Zera nails 22 garages for unlicensed operations

By Leonard Ncube

A total of 22 fuel service stations have been prosecuted since the beginning of the year for operating without licences as the Zimbabwe Energy Regulatory Authority (Zera) descends on illegal fuel dealers.

Fuelling nozzle inserted into petrol tank at gas station for gasoline filling

This comes at a time when the energy regulator has been accused of failing to weed out fuel smuggling and illegal dealing, which has escalated countrywide with petrol and diesel now being sold in numerous residential houses as well as from cars on street corners in high density suburbs.

The fuel is reportedly smuggled from neighbouring countries where it is said to be cheaper than the local pump price.

Responding to emailed questions, following appearance in court by four dealers in Victoria Falls recently, Zera acting chief executive officer Engineer Michael Siyakatshana said the 22 service stations were swopped on after failing to produce operating licences.

“Zera does not allow retail operators to operate without licences. It conducts annual and scheduled monitoring and surveillance in the market to ensure the public is served by licensed operators only. In 2017 alone, 22 operators have been prosecuted to date for operating without a licence,” said Eng Siyakatshana.

He could not give details about the rest of the prosecuted garages. The four Victoria Falls garages are RAM Petroleum Limited that was operating at number 7731/2 and Jureshma Investment’s outlets namely Zuva Zambezi Service Station and two branches along Clark Road and Miles Road.

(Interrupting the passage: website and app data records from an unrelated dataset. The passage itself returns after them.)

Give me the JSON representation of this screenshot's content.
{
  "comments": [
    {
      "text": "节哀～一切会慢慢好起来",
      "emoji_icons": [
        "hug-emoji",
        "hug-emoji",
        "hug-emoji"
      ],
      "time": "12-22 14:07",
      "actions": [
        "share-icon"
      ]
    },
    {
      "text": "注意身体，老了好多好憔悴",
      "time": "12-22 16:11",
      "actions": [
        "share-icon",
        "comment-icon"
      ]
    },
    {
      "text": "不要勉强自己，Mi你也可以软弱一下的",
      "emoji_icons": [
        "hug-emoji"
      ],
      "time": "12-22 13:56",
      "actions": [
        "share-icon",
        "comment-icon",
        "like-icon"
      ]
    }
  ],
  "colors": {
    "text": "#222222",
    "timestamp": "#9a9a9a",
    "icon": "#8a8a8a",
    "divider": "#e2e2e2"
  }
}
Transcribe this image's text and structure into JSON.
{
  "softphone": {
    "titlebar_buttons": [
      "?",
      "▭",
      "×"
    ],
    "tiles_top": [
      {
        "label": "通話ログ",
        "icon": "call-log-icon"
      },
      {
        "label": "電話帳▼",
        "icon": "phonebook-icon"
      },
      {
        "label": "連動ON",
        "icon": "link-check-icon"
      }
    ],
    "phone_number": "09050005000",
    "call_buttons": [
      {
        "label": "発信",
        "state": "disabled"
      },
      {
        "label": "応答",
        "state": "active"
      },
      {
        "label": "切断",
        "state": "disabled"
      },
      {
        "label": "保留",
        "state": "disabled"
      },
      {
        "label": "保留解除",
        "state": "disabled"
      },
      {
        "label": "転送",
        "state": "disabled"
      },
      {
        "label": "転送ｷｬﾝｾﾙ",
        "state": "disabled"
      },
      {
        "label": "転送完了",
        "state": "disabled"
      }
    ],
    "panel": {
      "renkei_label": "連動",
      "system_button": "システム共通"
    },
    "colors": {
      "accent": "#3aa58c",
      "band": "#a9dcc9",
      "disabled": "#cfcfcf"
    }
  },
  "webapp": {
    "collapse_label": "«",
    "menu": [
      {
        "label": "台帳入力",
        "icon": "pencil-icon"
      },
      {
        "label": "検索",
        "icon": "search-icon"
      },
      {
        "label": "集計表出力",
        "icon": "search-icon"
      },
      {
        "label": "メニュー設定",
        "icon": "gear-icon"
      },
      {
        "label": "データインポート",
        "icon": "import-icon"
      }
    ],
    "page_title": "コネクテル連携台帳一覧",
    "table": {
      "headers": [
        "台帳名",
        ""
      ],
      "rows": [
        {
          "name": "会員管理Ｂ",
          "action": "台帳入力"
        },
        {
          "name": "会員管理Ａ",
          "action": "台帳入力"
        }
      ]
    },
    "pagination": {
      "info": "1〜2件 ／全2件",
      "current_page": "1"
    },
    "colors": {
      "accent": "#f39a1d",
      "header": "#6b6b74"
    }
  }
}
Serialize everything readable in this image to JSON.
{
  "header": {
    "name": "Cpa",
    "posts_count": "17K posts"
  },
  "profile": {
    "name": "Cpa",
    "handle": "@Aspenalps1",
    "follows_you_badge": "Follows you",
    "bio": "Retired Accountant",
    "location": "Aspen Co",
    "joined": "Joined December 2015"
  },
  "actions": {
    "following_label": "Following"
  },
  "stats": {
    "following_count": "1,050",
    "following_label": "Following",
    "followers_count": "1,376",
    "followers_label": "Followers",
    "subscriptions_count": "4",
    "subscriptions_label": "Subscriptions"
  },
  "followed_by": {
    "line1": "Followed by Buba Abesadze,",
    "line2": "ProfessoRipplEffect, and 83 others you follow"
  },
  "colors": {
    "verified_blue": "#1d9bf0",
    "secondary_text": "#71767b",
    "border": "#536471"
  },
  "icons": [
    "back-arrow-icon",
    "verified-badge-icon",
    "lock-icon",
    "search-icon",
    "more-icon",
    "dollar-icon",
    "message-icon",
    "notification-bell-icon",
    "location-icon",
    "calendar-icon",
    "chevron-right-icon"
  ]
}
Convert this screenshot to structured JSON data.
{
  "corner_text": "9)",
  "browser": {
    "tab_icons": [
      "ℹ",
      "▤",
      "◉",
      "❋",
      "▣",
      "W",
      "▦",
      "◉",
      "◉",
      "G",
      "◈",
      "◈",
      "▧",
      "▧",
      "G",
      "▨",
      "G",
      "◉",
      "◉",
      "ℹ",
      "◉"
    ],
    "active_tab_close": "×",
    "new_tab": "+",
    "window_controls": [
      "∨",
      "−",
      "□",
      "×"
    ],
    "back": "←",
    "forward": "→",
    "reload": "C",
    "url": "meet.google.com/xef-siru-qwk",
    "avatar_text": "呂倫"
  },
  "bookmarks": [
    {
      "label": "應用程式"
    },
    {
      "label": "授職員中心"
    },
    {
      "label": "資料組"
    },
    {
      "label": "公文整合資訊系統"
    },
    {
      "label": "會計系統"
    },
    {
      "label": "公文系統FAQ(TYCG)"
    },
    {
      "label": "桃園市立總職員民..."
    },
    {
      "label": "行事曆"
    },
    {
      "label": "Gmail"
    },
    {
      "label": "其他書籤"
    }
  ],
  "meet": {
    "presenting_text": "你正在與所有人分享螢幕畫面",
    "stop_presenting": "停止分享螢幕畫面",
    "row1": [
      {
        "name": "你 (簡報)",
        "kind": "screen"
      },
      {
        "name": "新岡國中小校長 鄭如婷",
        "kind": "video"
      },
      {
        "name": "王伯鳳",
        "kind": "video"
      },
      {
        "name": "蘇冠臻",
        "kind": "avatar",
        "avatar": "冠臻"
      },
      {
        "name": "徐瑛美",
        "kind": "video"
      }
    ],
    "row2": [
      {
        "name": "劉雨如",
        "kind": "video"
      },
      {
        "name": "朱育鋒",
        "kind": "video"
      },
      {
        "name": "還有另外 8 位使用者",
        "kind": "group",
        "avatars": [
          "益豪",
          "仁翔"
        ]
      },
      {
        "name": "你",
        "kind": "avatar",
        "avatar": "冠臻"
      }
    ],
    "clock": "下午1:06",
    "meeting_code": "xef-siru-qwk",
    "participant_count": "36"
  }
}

RAM Petroleum was fined $50 while Jureshma, which had three counts, was fined $100 after all the three counts were treated as one for sentence.

However, authorities at the garages alleged they had been short-changed by Zera who had failed to avail licences, which they had paid for at the beginning of the year.

They called for the regulator to decentralise so that applications can be made at provincial offices. Eng Siyakatshana said a dealer is given a seven-day notice to produce a valid Zera operating licence for fuel as required by the Petroleum Act [Chap. 13:22] of 2006.

“During the seven-day notice period, the site will not be closed as the law gives room for assumption of innocence until guilt is proven, hence the grace period to prove that they are operating legally.

“Failure to produce a valid licence within the seven-day period will result in litigation as was the case with the cited service stations in Victoria Falls,” he said.

Eng Siyakatshana, who professed ignorance on illegal fuel dealing on the black market, said processing of licences takes between 45 to 90 days after pre-licensing inspection.

He accused some retail operators of not providing the regulator with all the required documents hence they contribute to the delay. A licence to operate a fuel garage costs $575 including VAT for urban areas and $230 including VAT for rural areas.

Eng Siyakatshana said Zera was in the process of decentralising to Bulawayo and Mutare where offices will be opened soon. The Chronicle